If the same people are both the shareholders and the directors, a combined meeting may be held, so that one need not worry about which actions are shareholder actions and which are actions for the board of directors.
Make clear in minutes what actions were taken (what resolutions passed) and what the vote in favor of each resolution was. Normally a majority vote is required to pass a resolution.
Most actions related to the operation of the business are actions to be taken by the board of directors. This is the real power behind a corporation. Once a board of directors is elected, each director normally holds his or her seat on the board until the next election of directors. Each director has 1 vote. Even if one individual holds 90% of the stock in a corporation, when he or she sits on the board, he or she has only 1 vote and may be outvoted by other directors.
While a shareholder with a large percentage ownership of the stock may have the ability to change directors, he or she has to wait until the next election of directors to do so. In the meantime, he or she may be outvoted in votes of the board of directors.
Of course, in a small corporation, and in other areas of real life, charisma, bully power, financial control, and other methods of exerting influence may affect how things are really done.
(6) If shareholders and directors are different people, recording the minutes of the shareholders meeting and the board of directors meeting separately may be helpful in establishing that each meeting was properly called, was attended by a quorum, and that the actions taken were properly voted on by either the shareholders or the board of directors.
(7) A quorum must be present to hold a valid meeting. State law, the articles of incorporation, and the bylaws of a corporation will establish what a quorum is. It is usually a majority of the shares entitled to vote. Have the minutes state who was present at the meeting and who was absent. This helps avoid disputes about whether there was a quorum.
(8) Have the minutes signed by the Secretary of the corporation or other person properly authorized in accordance with corporate bylaws or state corporation law.
What actions should be covered in the minutes?
It is possible to have lengthy meetings and actually discuss many issues. Often it is not desirable to record in minutes all the topics discussed.
While resolutions passed do need to be included in minutes, the business owners need to make a judgment call on whether to record all of their discussions. Consider the following:
Resolutions are only necessary to document corporate actions for which proof of authorization is necessary, such as election of directors by the shareholders, approval by the shareholders of actions by the directors, and election of officers by the directors.
Corporate minutes are private, until someone suing you subpoenas the records or the IRS audits your records. You need to consider that your private discussion of business topics could hurt you in such events.
You may wish to have resolutions passed to document financial or business decisions that might be questioned by other shareholders, spouses, and others. If you are afraid a shareholder or director will change his or her mind or later disagree, document that a vote was taken and that he or she voted in favor of the resolution.

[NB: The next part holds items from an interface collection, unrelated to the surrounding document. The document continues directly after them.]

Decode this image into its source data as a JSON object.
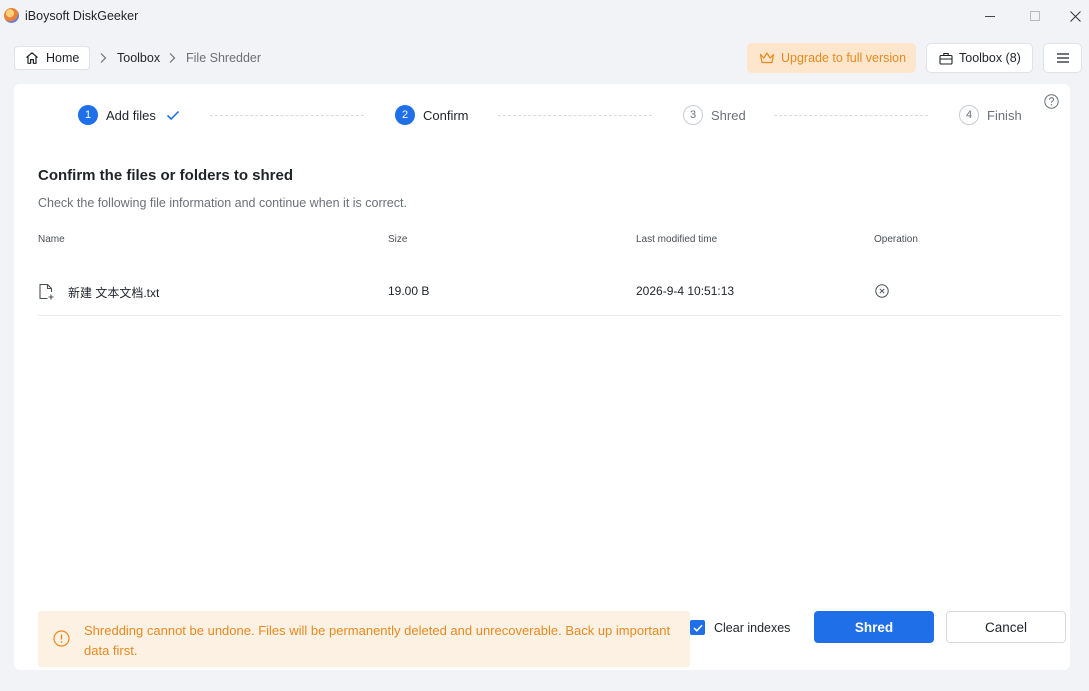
{
  "window": {
    "title": "iBoysoft DiskGeeker"
  },
  "nav": {
    "home_label": "Home",
    "breadcrumb": [
      "Toolbox",
      "File Shredder"
    ],
    "upgrade_label": "Upgrade to full version",
    "toolbox_label": "Toolbox (8)"
  },
  "steps": [
    {
      "num": "1",
      "label": "Add files",
      "state": "done"
    },
    {
      "num": "2",
      "label": "Confirm",
      "state": "active"
    },
    {
      "num": "3",
      "label": "Shred",
      "state": "pending"
    },
    {
      "num": "4",
      "label": "Finish",
      "state": "pending"
    }
  ],
  "main": {
    "heading": "Confirm the files or folders to shred",
    "subheading": "Check the following file information and continue when it is correct."
  },
  "table": {
    "columns": [
      "Name",
      "Size",
      "Last modified time",
      "Operation"
    ],
    "rows": [
      {
        "name": "新建 文本文档.txt",
        "size": "19.00 B",
        "modified": "2026-9-4 10:51:13"
      }
    ]
  },
  "footer": {
    "warning": "Shredding cannot be undone. Files will be permanently deleted and unrecoverable. Back up important data first.",
    "clear_indexes_label": "Clear indexes",
    "clear_indexes_checked": true,
    "shred_label": "Shred",
    "cancel_label": "Cancel"
  },
  "colors": {
    "accent": "#1f6fe8",
    "warning": "#e8891f",
    "warning_bg": "#fdf1e3",
    "upgrade_bg": "#fde6cc"
  }
}
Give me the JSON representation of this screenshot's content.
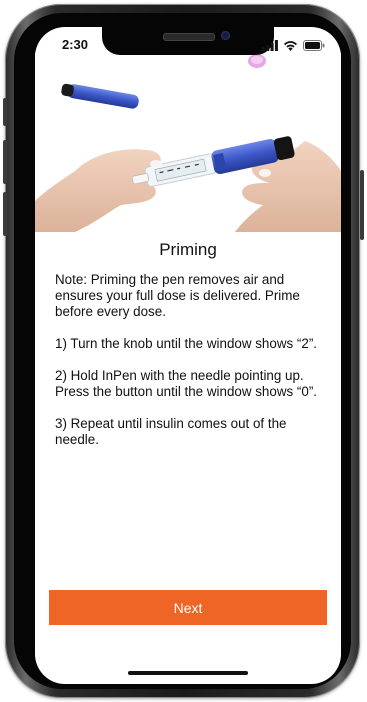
{
  "status_bar": {
    "time": "2:30",
    "signal_icon": "cellular-signal-icon",
    "wifi_icon": "wifi-icon",
    "battery_icon": "battery-icon"
  },
  "hero": {
    "image_description_icon": "insulin-pen-priming-photo"
  },
  "page": {
    "title": "Priming",
    "note": "Note: Priming the pen removes air and ensures your full dose is delivered. Prime before every dose.",
    "steps": [
      "1) Turn the knob until the window shows “2”.",
      "2) Hold InPen with the needle pointing up. Press the button until the window shows “0”.",
      "3) Repeat until insulin comes out of the needle."
    ]
  },
  "actions": {
    "next_label": "Next"
  },
  "colors": {
    "accent": "#ef6526",
    "pen_blue": "#3b57c8"
  }
}
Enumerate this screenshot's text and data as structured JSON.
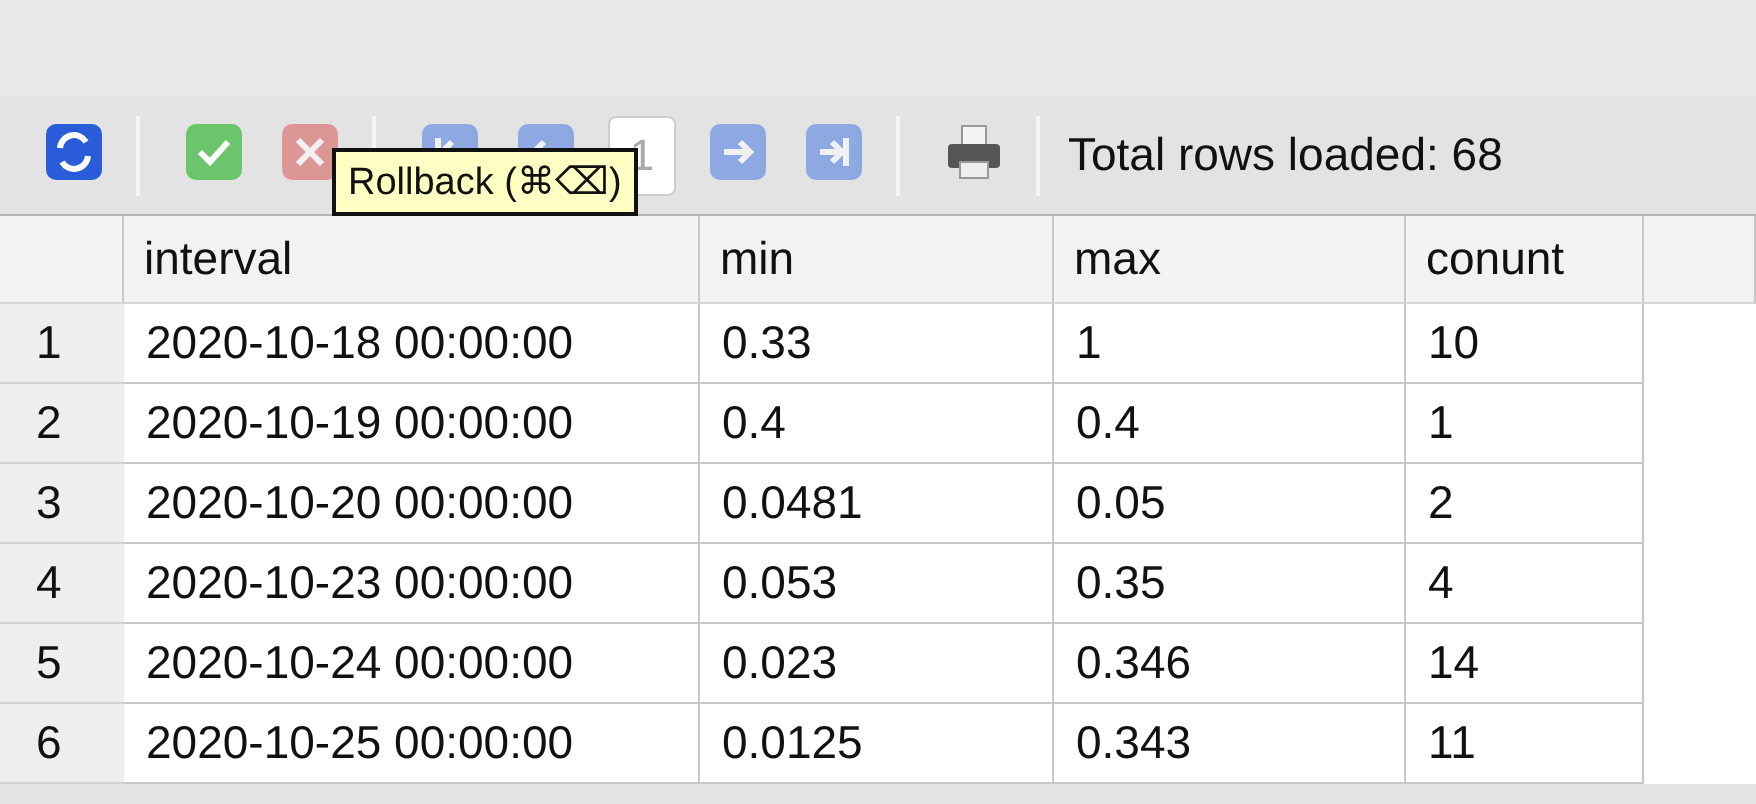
{
  "toolbar": {
    "buttons": [
      {
        "kind": "refresh",
        "disabled": false
      },
      {
        "kind": "commit",
        "disabled": false
      },
      {
        "kind": "rollback",
        "disabled": true
      },
      {
        "kind": "first",
        "disabled": true
      },
      {
        "kind": "prev",
        "disabled": true
      },
      {
        "kind": "page",
        "value": "1"
      },
      {
        "kind": "next",
        "disabled": true
      },
      {
        "kind": "last",
        "disabled": true
      },
      {
        "kind": "print",
        "disabled": false
      }
    ],
    "status": "Total rows loaded: 68"
  },
  "tooltip": "Rollback (⌘⌫)",
  "table": {
    "columns": [
      "interval",
      "min",
      "max",
      "conunt"
    ],
    "rows": [
      {
        "num": "1",
        "cells": [
          "2020-10-18 00:00:00",
          "0.33",
          "1",
          "10"
        ]
      },
      {
        "num": "2",
        "cells": [
          "2020-10-19 00:00:00",
          "0.4",
          "0.4",
          "1"
        ]
      },
      {
        "num": "3",
        "cells": [
          "2020-10-20 00:00:00",
          "0.0481",
          "0.05",
          "2"
        ]
      },
      {
        "num": "4",
        "cells": [
          "2020-10-23 00:00:00",
          "0.053",
          "0.35",
          "4"
        ]
      },
      {
        "num": "5",
        "cells": [
          "2020-10-24 00:00:00",
          "0.023",
          "0.346",
          "14"
        ]
      },
      {
        "num": "6",
        "cells": [
          "2020-10-25 00:00:00",
          "0.0125",
          "0.343",
          "11"
        ]
      }
    ]
  }
}
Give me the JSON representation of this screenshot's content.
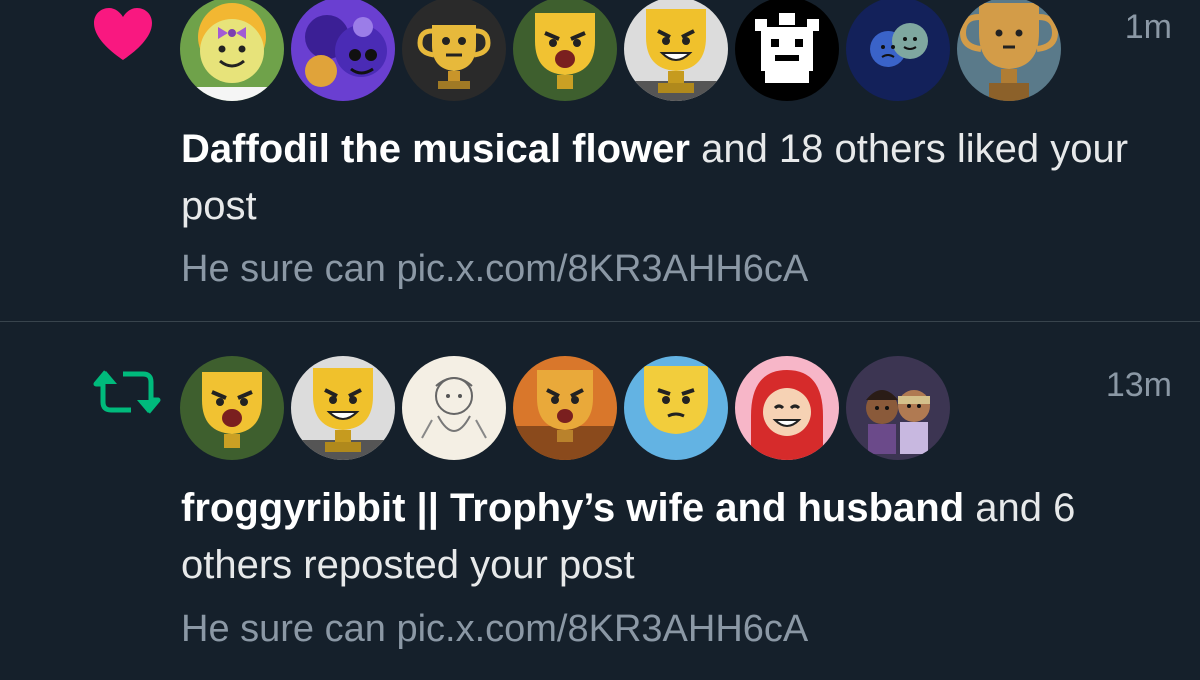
{
  "notifications": [
    {
      "type": "like",
      "icon": "heart-icon",
      "icon_color": "#f91880",
      "time": "1m",
      "actor": "Daffodil the musical flower",
      "action": " and 18 others liked your post",
      "preview": "He sure can pic.x.com/8KR3AHH6cA",
      "avatars": [
        "daffodil-flower-avatar",
        "purple-character-avatar",
        "golden-trophy-avatar",
        "shouting-trophy-avatar",
        "grinning-trophy-avatar",
        "pixel-monster-avatar",
        "blue-faces-avatar",
        "bronze-trophy-avatar"
      ]
    },
    {
      "type": "repost",
      "icon": "repost-icon",
      "icon_color": "#00ba7c",
      "time": "13m",
      "actor": "froggyribbit || Trophy’s wife and husband",
      "action": " and 6 others reposted your post",
      "preview": "He sure can pic.x.com/8KR3AHH6cA",
      "avatars": [
        "shouting-trophy-avatar",
        "grinning-trophy-avatar",
        "sketch-character-avatar",
        "angry-trophy-avatar",
        "grumpy-trophy-avatar",
        "red-haired-girl-avatar",
        "two-characters-avatar"
      ]
    }
  ]
}
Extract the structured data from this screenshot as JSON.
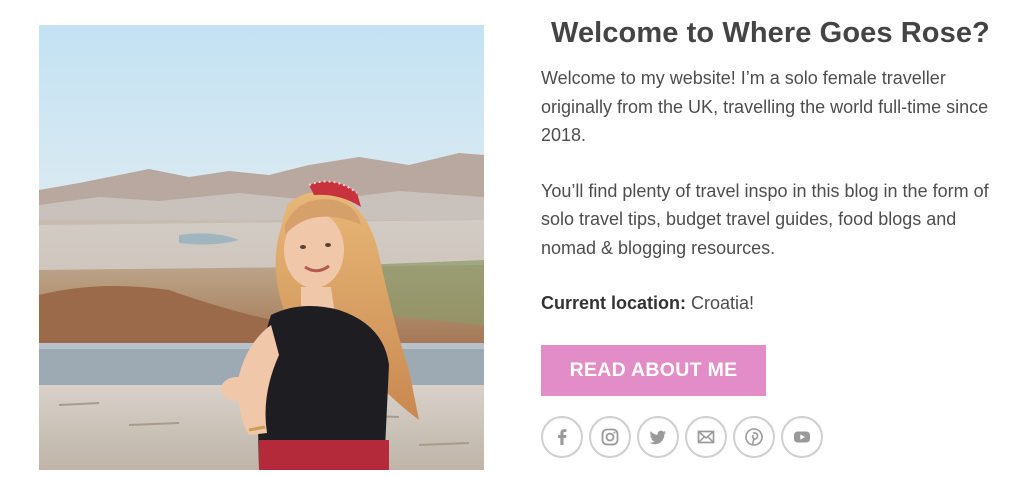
{
  "heading": "Welcome to Where Goes Rose?",
  "intro_paragraphs": [
    "Welcome to my website! I’m a solo female traveller originally from the UK, travelling the world full-time since 2018.",
    "You’ll find plenty of travel inspo in this blog in the form of solo travel tips, budget travel guides, food blogs and nomad & blogging resources."
  ],
  "location": {
    "label": "Current location:",
    "value": " Croatia!"
  },
  "cta_button": "READ ABOUT ME",
  "social_icons": [
    "facebook-icon",
    "instagram-icon",
    "twitter-icon",
    "email-icon",
    "pinterest-icon",
    "youtube-icon"
  ],
  "colors": {
    "button": "#e28dc7",
    "heading": "#444444",
    "icon_border": "#cfcfcf"
  }
}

You may wish to have resolutions passed to document financial matters that might be questioned by the IRS.
The difficult dilemma is that the resolution may justify and support certain tax treatment and help you in an audit, or it may flag an issue for an auditor and bring attention to a matter you would prefer not to have questioned in an audit.
When there are quite a few shareholders and when shareholders or directors do not get along or can't agree, it becomes more important to properly follow all the corporate rules.
You should consult with a corporate attorney before even calling a meeting, if you believe there will be a lack of co-operation or challenge to actions taken.
© 1997 Mary Hanson. All rights reserved.